Ecommerce

Sheila White & Bill Schefferine first formed Stellar Union in their Brooklyn loft in 2001 when their son Ray was born. As artists and designers they had always searched the stores and sidewalks for the most unusual, eclectic finds to contrast and complement the clean lines of modernism. They opened their main location in 2004 in Southampton.

We created a minimalist ecommerce website to host over 200 items while maintaining easy search and UX. On this fast, light-weight interface, product pages popout from right to left, creating a sense that you never leave the main page. 

Montauk Seafood

Identity

Rowayton Seafood

Identity

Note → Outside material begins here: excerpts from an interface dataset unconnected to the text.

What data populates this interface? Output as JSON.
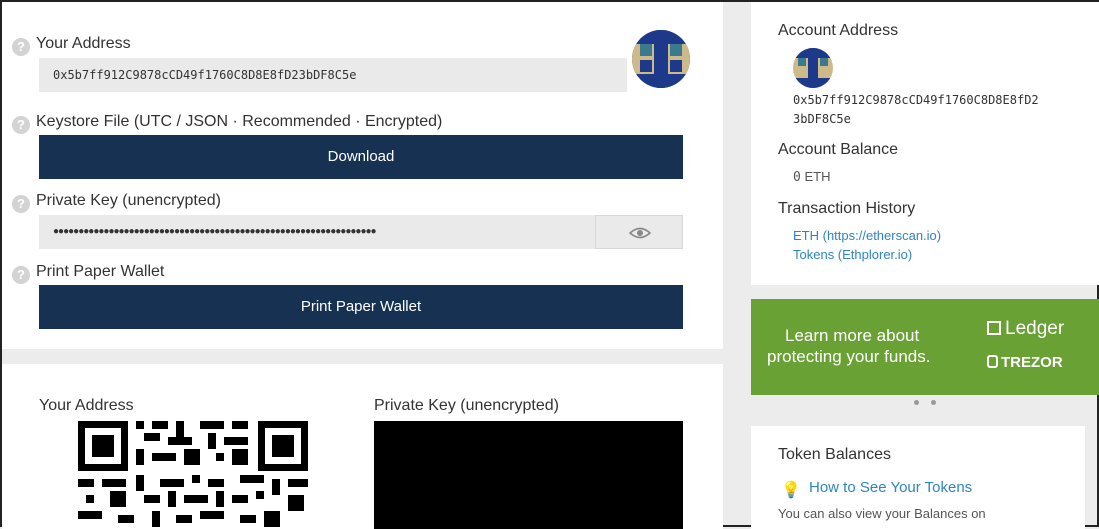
{
  "wallet": {
    "address_label": "Your Address",
    "address": "0x5b7ff912C9878cCD49f1760C8D8E8fD23bDF8C5e",
    "keystore_label": "Keystore File (UTC / JSON · Recommended · Encrypted)",
    "download_label": "Download",
    "private_key_label": "Private Key (unencrypted)",
    "private_key_masked": "●●●●●●●●●●●●●●●●●●●●●●●●●●●●●●●●●●●●●●●●●●●●●●●●●●●●●●●●●●●●●●●●",
    "paper_wallet_label": "Print Paper Wallet",
    "print_button_label": "Print Paper Wallet",
    "help_glyph": "?"
  },
  "qr_section": {
    "address_label": "Your Address",
    "private_key_label": "Private Key (unencrypted)"
  },
  "sidebar": {
    "account_address_label": "Account Address",
    "address_line1": "0x5b7ff912C9878cCD49f1760C8D8E8fD2",
    "address_line2": "3bDF8C5e",
    "balance_label": "Account Balance",
    "balance_value": "0",
    "balance_unit": "ETH",
    "history_label": "Transaction History",
    "history_links": [
      "ETH (https://etherscan.io)",
      "Tokens (Ethplorer.io)"
    ]
  },
  "promo": {
    "text_line1": "Learn more about",
    "text_line2": "protecting your funds.",
    "brand1": "Ledger",
    "brand2": "TREZOR",
    "color": "#6aa135"
  },
  "tokens": {
    "title": "Token Balances",
    "how_to_link": "How to See Your Tokens",
    "note": "You can also view your Balances on"
  },
  "colors": {
    "button_bg": "#163151",
    "link": "#2e86c1"
  }
}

Rowayton Seafood is a family business and legacy landmark found at the mouth of the Five Mile Rive in Rowayton, CT. What started with a simple dream in 1978, has found its way into the minds of people from every corner of the country.

The Market resides in an old fishing shack that was once the oldest operating Lobster Co-Op on the Long Island Sound. The market was purchased in 1978 by Kevin Conroy, followed by the restaurant next door in 1996. Kevin and his family are avid fishermen and can be found regularly returning to the docks from off shore fishing adventures.

Over the years the Market and Restaurant became visually recognized and known in different ways: “The Restaurant at Rowayton Seafood,” “The Restaurant,” Rowayton Seafood Market,” “Rowayton Market,” and more. Our challenge was to establish the common brand name of “Rowayton Seafood,” while creating a sense of sub-branding for the market and restaurant. This new brand honors the story of Rowayton Seafood, a visual celebration comprised of a new logo, voice, visual language and print and digital application. It celebrates forty-four years of family, community, authenticity and of course, seafood.